      Many common inorganic crystals have structures that are related to cubic close packed (face-centered cubic) or hexagonal close packed sphere packings. These packing lattices contain two types of sites or "holes" that the interstitial atoms fill, and the coordination geometry of these sites is either tetrahedral or octahedral. An interstitial atom filling a tetrahedral hole is coordinated to four packing atoms, and an atom filling an octahedral hole is coordinated to six packing atoms.
    • 8.2: Structures Related to NaCl and NiAs

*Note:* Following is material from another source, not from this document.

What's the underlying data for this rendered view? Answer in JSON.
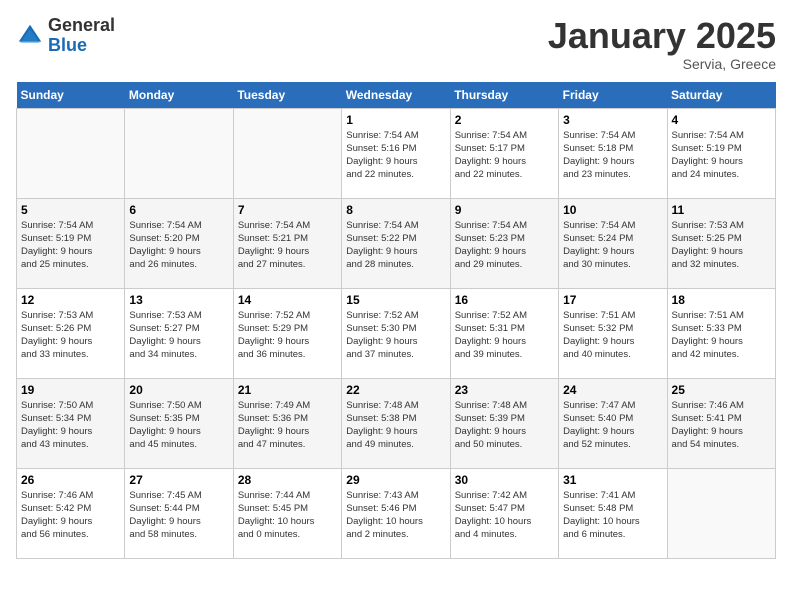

      There are a number of compounds that have structures similar to that of NaCl, but have a lower symmetry (usually imposed by the geometry of the anion) than NaCl itself.
    • 8.3: Tetrahedral Structures
      In ccp and hcp lattices, there are two tetrahedral holes per packing atom. A stoichiometry of either M2X or MX2 gives a structure that fills all tetrahedral sites, while an MX structure fills only half of the sites.
    • 8.4: Layered Structures and Intercalation Reactions
      Layered structures are characterized by strong (and typically covalent) bonding between atoms in two dimensions and weaker bonding in the third. A broad range of compounds and allotropes of some pure elements (B, C, P, As) exist in layered forms. Structurally, the simplest of these structures (for example binary metal halides and sulfides) can be described as having some fraction of the octahedral and/or tetrahedral sites are filled in the fcc and hcp lattices.
    • 8.5: Bonding in TiS₂, MoS₂, and Pyrite Structures
      Many layered dichalcogenides, such as TiS₂ and ZrS₂, have the CdI₂ structure. In these compounds, as we have noted above, the metal ions are octahedrally coordinated by S. Interestingly, the structures of MoS₂ and WS₂, while they are also layered, are different. In these cases, the metal is surrounded by a trigonal prism of sulfur atoms. NbS₂, TaS₂, MoSe₂, MoTe₂, and WSe₂ also have the trigonal prismatic molybdenite structure, which is shown below alongside a platy crystal of MoS₂.
    • 8.6: Spinel, Perovskite, and Rutile Structures
      There are three more structures, which are derived from close-packed lattices, that are particularly important because of the material properties of their compounds. These are the spinel structure, on which ferrites and other magnetic oxides are based, theperovskite structure, which is adopted by ferroelectric and superconducting oxides, and the rutile structure, which is a common binary 6:3 structure adopted by oxides and fluorides.
    • 8.7: Discussion Questions
    • 8.8: Problems
    • 8.9: References